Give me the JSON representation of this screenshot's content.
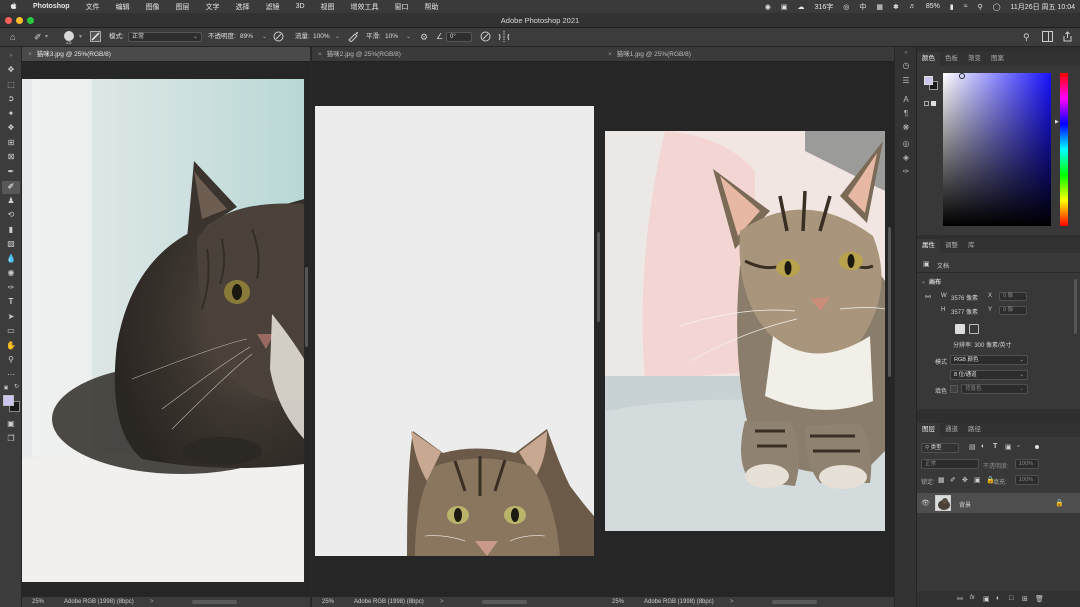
{
  "menubar": {
    "apple": "",
    "app_name": "Photoshop",
    "menus": [
      "文件",
      "编辑",
      "图像",
      "图层",
      "文字",
      "选择",
      "滤镜",
      "3D",
      "视图",
      "增效工具",
      "窗口",
      "帮助"
    ],
    "word_count": "316字",
    "input_method": "中",
    "battery": "85%",
    "datetime": "11月26日 周五 10:04"
  },
  "window": {
    "title": "Adobe Photoshop 2021"
  },
  "options": {
    "brush_size": "25",
    "mode_label": "模式:",
    "mode_value": "正常",
    "opacity_label": "不透明度:",
    "opacity_value": "89%",
    "flow_label": "流量:",
    "flow_value": "100%",
    "smooth_label": "平滑:",
    "smooth_value": "10%",
    "angle_value": "0°"
  },
  "documents": [
    {
      "tab": "猫咪3.jpg @ 25%(RGB/8)",
      "zoom": "25%",
      "profile": "Adobe RGB (1998) (8bpc)",
      "arrow": ">"
    },
    {
      "tab": "猫咪2.jpg @ 25%(RGB/8)",
      "zoom": "25%",
      "profile": "Adobe RGB (1998) (8bpc)",
      "arrow": ">"
    },
    {
      "tab": "猫咪1.jpg @ 25%(RGB/8)",
      "zoom": "25%",
      "profile": "Adobe RGB (1998) (8bpc)",
      "arrow": ">"
    }
  ],
  "color_panel": {
    "tabs": [
      "颜色",
      "色板",
      "渐变",
      "图案"
    ],
    "foreground": "#c9c6ef",
    "background": "#1a1a1a"
  },
  "properties_panel": {
    "tabs": [
      "属性",
      "调整",
      "库"
    ],
    "doc_label": "文档",
    "section": "画布",
    "w_label": "W",
    "w_value": "3576 像素",
    "h_label": "H",
    "h_value": "3577 像素",
    "x_label": "X",
    "x_value": "0 像",
    "y_label": "Y",
    "y_value": "0 像",
    "resolution": "分辨率: 300 像素/英寸",
    "mode_label": "模式",
    "mode_value": "RGB 颜色",
    "depth_value": "8 位/通道",
    "fill_label": "填色",
    "fill_value": "背景色"
  },
  "layers_panel": {
    "tabs": [
      "图层",
      "通道",
      "路径"
    ],
    "kind_label": "类型",
    "blend_mode": "正常",
    "opacity_label": "不透明度:",
    "opacity_value": "100%",
    "lock_label": "锁定:",
    "fill_label": "填充:",
    "fill_value": "100%",
    "layer_name": "背景"
  }
}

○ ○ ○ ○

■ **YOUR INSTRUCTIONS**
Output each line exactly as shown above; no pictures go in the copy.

■ **YOUR RESPONSE**
Give me the JSON representation of this screenshot's content.
{
  "menubar": {
    "apple": "",
    "app_name": "Photoshop",
    "menus": [
      "文件",
      "编辑",
      "图像",
      "图层",
      "文字",
      "选择",
      "滤镜",
      "3D",
      "视图",
      "增效工具",
      "窗口",
      "帮助"
    ],
    "word_count": "316字",
    "input_method": "中",
    "battery": "85%",
    "datetime": "11月26日 周五 10:04"
  },
  "window": {
    "title": "Adobe Photoshop 2021"
  },
  "options": {
    "brush_size": "25",
    "mode_label": "模式:",
    "mode_value": "正常",
    "opacity_label": "不透明度:",
    "opacity_value": "89%",
    "flow_label": "流量:",
    "flow_value": "100%",
    "smooth_label": "平滑:",
    "smooth_value": "10%",
    "angle_value": "0°"
  },
  "documents": [
    {
      "tab": "猫咪3.jpg @ 25%(RGB/8)",
      "zoom": "25%",
      "profile": "Adobe RGB (1998) (8bpc)",
      "arrow": ">"
    },
    {
      "tab": "猫咪2.jpg @ 25%(RGB/8)",
      "zoom": "25%",
      "profile": "Adobe RGB (1998) (8bpc)",
      "arrow": ">"
    },
    {
      "tab": "猫咪1.jpg @ 25%(RGB/8)",
      "zoom": "25%",
      "profile": "Adobe RGB (1998) (8bpc)",
      "arrow": ">"
    }
  ],
  "color_panel": {
    "tabs": [
      "颜色",
      "色板",
      "渐变",
      "图案"
    ],
    "foreground": "#c9c6ef",
    "background": "#1a1a1a"
  },
  "properties_panel": {
    "tabs": [
      "属性",
      "调整",
      "库"
    ],
    "doc_label": "文档",
    "section": "画布",
    "w_label": "W",
    "w_value": "3576 像素",
    "h_label": "H",
    "h_value": "3577 像素",
    "x_label": "X",
    "x_value": "0 像",
    "y_label": "Y",
    "y_value": "0 像",
    "resolution": "分辨率: 300 像素/英寸",
    "mode_label": "模式",
    "mode_value": "RGB 颜色",
    "depth_value": "8 位/通道",
    "fill_label": "填色",
    "fill_value": "背景色"
  },
  "layers_panel": {
    "tabs": [
      "图层",
      "通道",
      "路径"
    ],
    "kind_label": "类型",
    "blend_mode": "正常",
    "opacity_label": "不透明度:",
    "opacity_value": "100%",
    "lock_label": "锁定:",
    "fill_label": "填充:",
    "fill_value": "100%",
    "layer_name": "背景"
  }
}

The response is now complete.